MATERIAL PROVIDED:
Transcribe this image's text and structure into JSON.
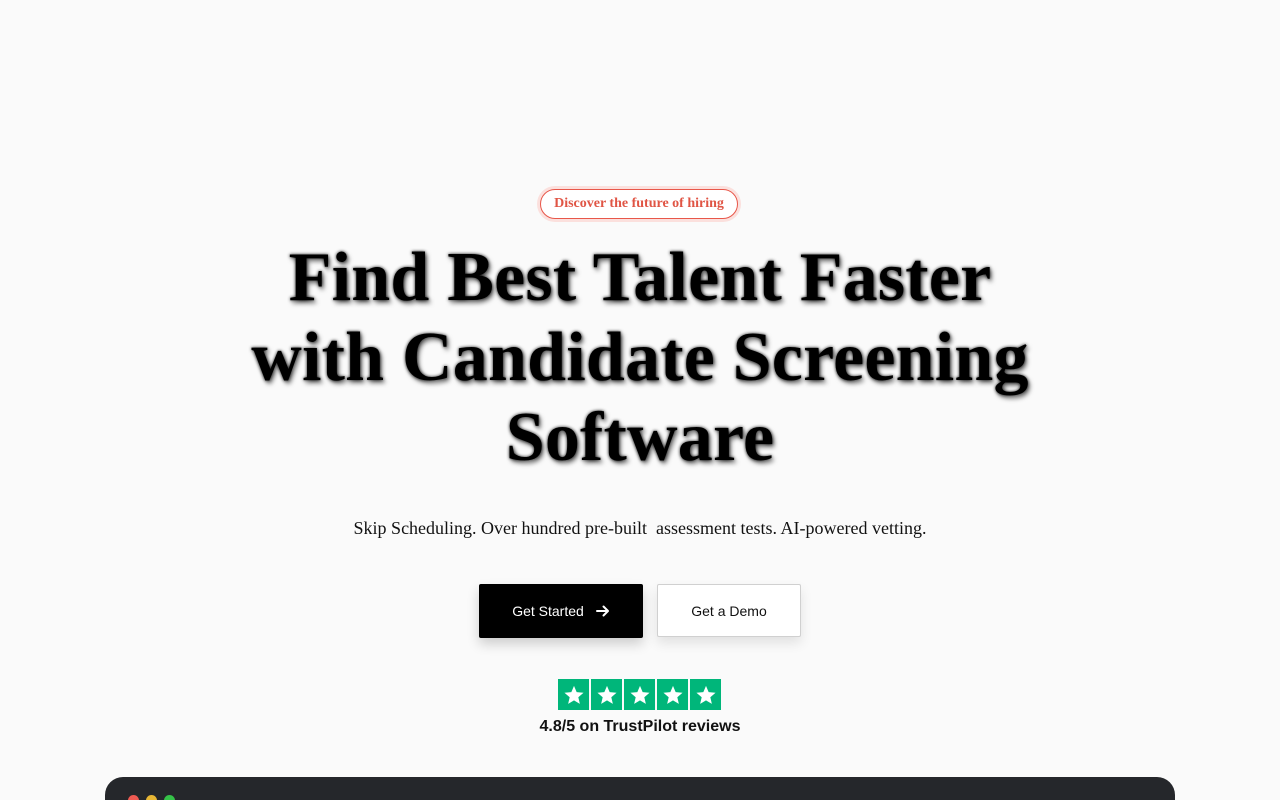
{
  "hero": {
    "badge": "Discover the future of hiring",
    "headline_lines": [
      "Find Best Talent Faster",
      "with Candidate Screening",
      "Software"
    ],
    "subtitle": "Skip Scheduling. Over hundred pre-built  assessment tests. AI-powered vetting."
  },
  "cta": {
    "primary_label": "Get Started",
    "primary_icon": "arrow-right-icon",
    "secondary_label": "Get a Demo"
  },
  "trustpilot": {
    "stars": 5,
    "star_color": "#00b67a",
    "rating_text": "4.8/5 on TrustPilot reviews"
  },
  "colors": {
    "badge_accent": "#e05545",
    "primary_button": "#000000",
    "preview_window": "#25272b"
  }
}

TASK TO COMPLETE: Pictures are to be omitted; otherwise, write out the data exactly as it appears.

SOLUTION FOR THIS PROBLEM:
Transcribe this image's text and structure into JSON.
{
  "hero": {
    "badge": "Discover the future of hiring",
    "headline_lines": [
      "Find Best Talent Faster",
      "with Candidate Screening",
      "Software"
    ],
    "subtitle": "Skip Scheduling. Over hundred pre-built  assessment tests. AI-powered vetting."
  },
  "cta": {
    "primary_label": "Get Started",
    "primary_icon": "arrow-right-icon",
    "secondary_label": "Get a Demo"
  },
  "trustpilot": {
    "stars": 5,
    "star_color": "#00b67a",
    "rating_text": "4.8/5 on TrustPilot reviews"
  },
  "colors": {
    "badge_accent": "#e05545",
    "primary_button": "#000000",
    "preview_window": "#25272b"
  }
}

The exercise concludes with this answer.